I actually agree with you...sort of. Using the example I gave, what if the teacher needed the course total to function like that but for that category of two assignments, they had it equal the actual total max grade for the assignments. Then you would have to do two things.

- Switch overall aggregation to Weighted
- Do the math and figure out how much the point total of each assignment is worth towards the course total. This is a flawed method though because if you decide to add another grade item, you would have to re-calculate and enter all the weights.

Or you would have to enter a manual calculation into the course total; which again is not good because you would have to change formula if you add or remove items.

I'll throw out another example. Say you have 4 assignments. Each graded out of 100 but they are not weighted the same. Assignment 1 = 10%, Assignment 2 = 20%, Assignment 3 = 20% and Assignment 4 = 50% of course total. If you had it how you describe of having the course total equally the total points of the assignment, you would get something like this:

**Categories and Items**

**User Report**

If you do the math with the weights, you get the percentage of 91% and 91% of 400 is 364. If a student were to add up what they got on the assignments they would get 360.

But say instead you have the course total set to 100, when it does the math with the weights, it then scales down to 100. By scaling to 100, it then looks like a percentage.

**Categories and Items**

**User Report**

I think the second method is much better. You could simply have the course total display as a letter/percentage and that would be even better. It wouldn't show the 91 (Real) score.

OR

How about this as a fix; just change the category or course total name. Change from **Category Total** to **Category Average**. That way from the end-user point of view, there should be no confusion on what it is

I think when it really comes down to though, the problem is that everyone does their gradebook differently. There is no way to code one method/aggegregation/formula to make it work for everyone without issue. This system allows flexibility to meet everyone's needs though. They just have to make sure they understand how to set it up correctly.

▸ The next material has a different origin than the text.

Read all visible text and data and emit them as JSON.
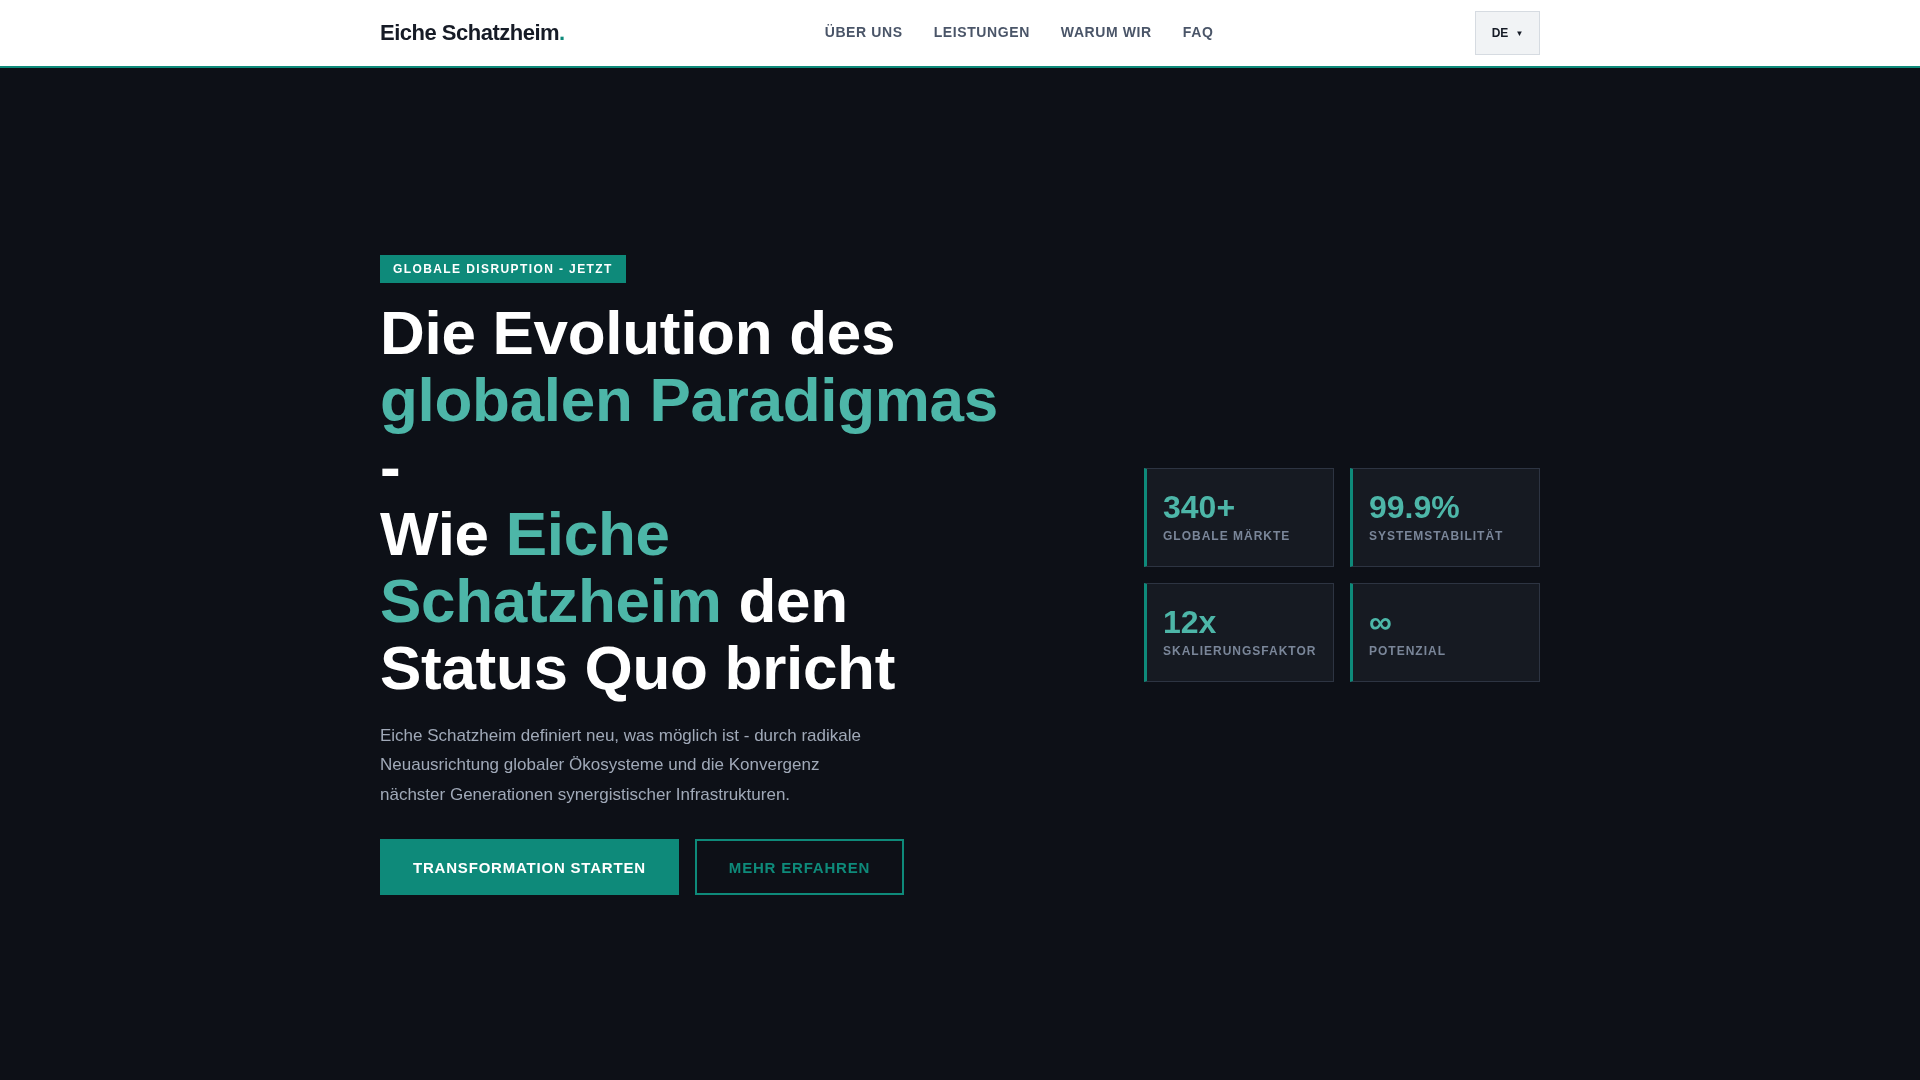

P.S. You mention you don't like aggregations because you don't understand them, if that's the case and you have an instructor at your university who needs help. Feel free to send me a personal email and I can take a look.

Happy oodling!